Back in 1991, a computer programmer called Tim Berners-Lee introduced the World Wide Web – an online web of information. Thirty years on, your website is the online shopfront of your business.
Meanwile, just three years earlier (after 12 years of research and 35,000 sales calls) Neil Rackham published the sales classic Spin Selling. It’s as valid today as it was in 1988 – because people don’t change nearly as quickly as technology does.
The basics of selling are still the same – and it’s all about the problem you solve. People still have needs they will pay money to fill – and businesses have solutions to those needs.
But before your customers interact with a sales person, they interact with you website. So it can be useful to think of your home page as your shopfront – and your landing pages are your sales people.
And the principles of SPIN selling are a useful framework for developing your website copy.
Why use SPIN?
Way too many web pages are written by product experts extolling the features of their products. That’s back to front.
It’s the equivalent of walking into a car showroom and having a pushy salesperson ear-bash you with a stream of technical specifications. The chances of you buying a car from this dealer are probably pretty low.
SPIN reminds us to put the customer first and ask:
- Who are is my customer and what is their context? (Their Situation)
- What are my customers problems and what is the ongoing cost to them of not solving their problems? (Their big Problem)
- How does having that problem impact my customers over time? (The Implication)
- What needs to happen to solve their problem and what will they experience when it’s solved? (How you supply their Needs & the payoff they get.)
You can’t have a conversation with every customer who visits your website – but you can structure your home page and your landing pages to demonstrate that you understand them AND that you have the solution they need.
So lets take a brief stroll through the 4 SPIN steps…
What are the circumstances your customers finds themselves in?
- Are your customers people who love to drive hot cars (and you sell them mag wheels and performance suspension)?
- Are your customers tech-dependent SMBs (and you offer IT managed services)?
- Are your customers budding property investors (who need investment loans)?
What are the problems your customers experience in those circumstances?
- Do those lovers of hot cars struggle to find truly unique wheels that look exactly right on their vehicles?
- Are those tech-dependent SMBs continuously struggling with mis-matched, slow systems?
- Are those budding property investors facing a wall of indifference from mainstream lenders?
What does that problem MEAN for them? What continues if nothing changes?

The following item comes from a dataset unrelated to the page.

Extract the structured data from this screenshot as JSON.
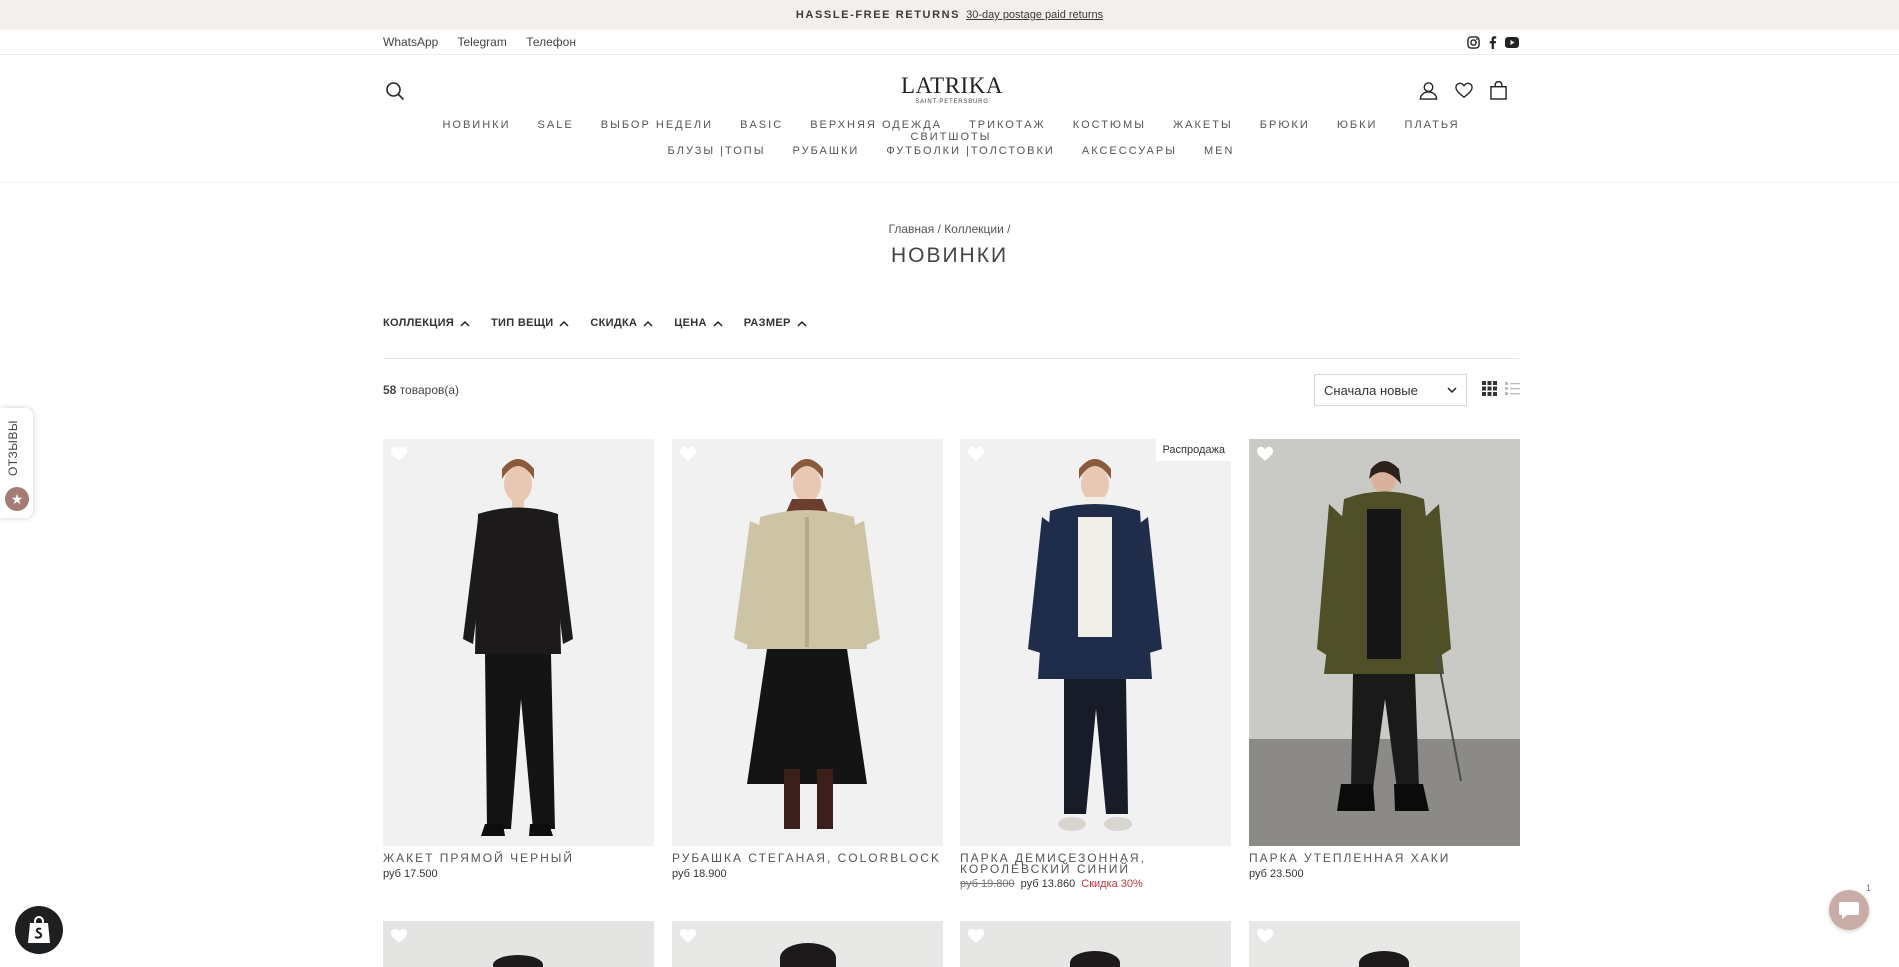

- Will those car lovers feel dissatisfied every time they see someone else with the same wheels they’ve got?
- Will those SMBs continue to experience severe productivity problems, along with endless frustration and poor staff morale?
- Will those property investors pay too much to a big lender? Or wait for years to get a start on their wealth-building plans?
Need & Payoff
What do they need and how will filling that need payoff in their lives?
- Would the sports drivers enjoy “the ride of their life every day”, knowing their vehicle looks unique – and handles like a dream?
- Would those SMBs be able to get more done with fast, reliable, integrated systems?
- Would those property investors be able to start their portfolio earlier and earn financial freedom sooner?
How well can you tell the story of your customer’s situation, the problems they know they face and the problems outside their awareness? Can you paint a clear picture of their lives without a solution?
How well do you tell the story of why they need you and how they’ll benefit from what you do?
Does your website talk too much about YOU?
Take a good look at your copy from your customer’s perspective. Is it talking about them and their situation and their problems? Is it talking about the benefits they experience and what it means for them?
Or is it talking about your expertise and the features you offer?
Do you have a website that’s about as much use as the sandwich-board outside your office – or is it an engaging introduction that says:
- We know who you are….
- We know what you’re struggling with…
- We know how you can get what you want (or need)…
- When you work with us things will be better because…
Want to know more about SPIN?
SPIN Selling is the result 12 years of serious selling experience – so it’s about way more than this 4-step process. It’s book that’s well worth studying in detail. There’s a good summary in this Hubspot article: SPIN Selling: The Ultimate Guide.
It’s not the only tool out there – but its 4 basic steps are a nice framework for building anything from a landing page to a video script.
If SPIN doesn’t do it for you, find another tool that helps you let go of “what we do” and take the customer perspective. (Or find a copywriter who asks you about your customer’s problems, not just your solutions.)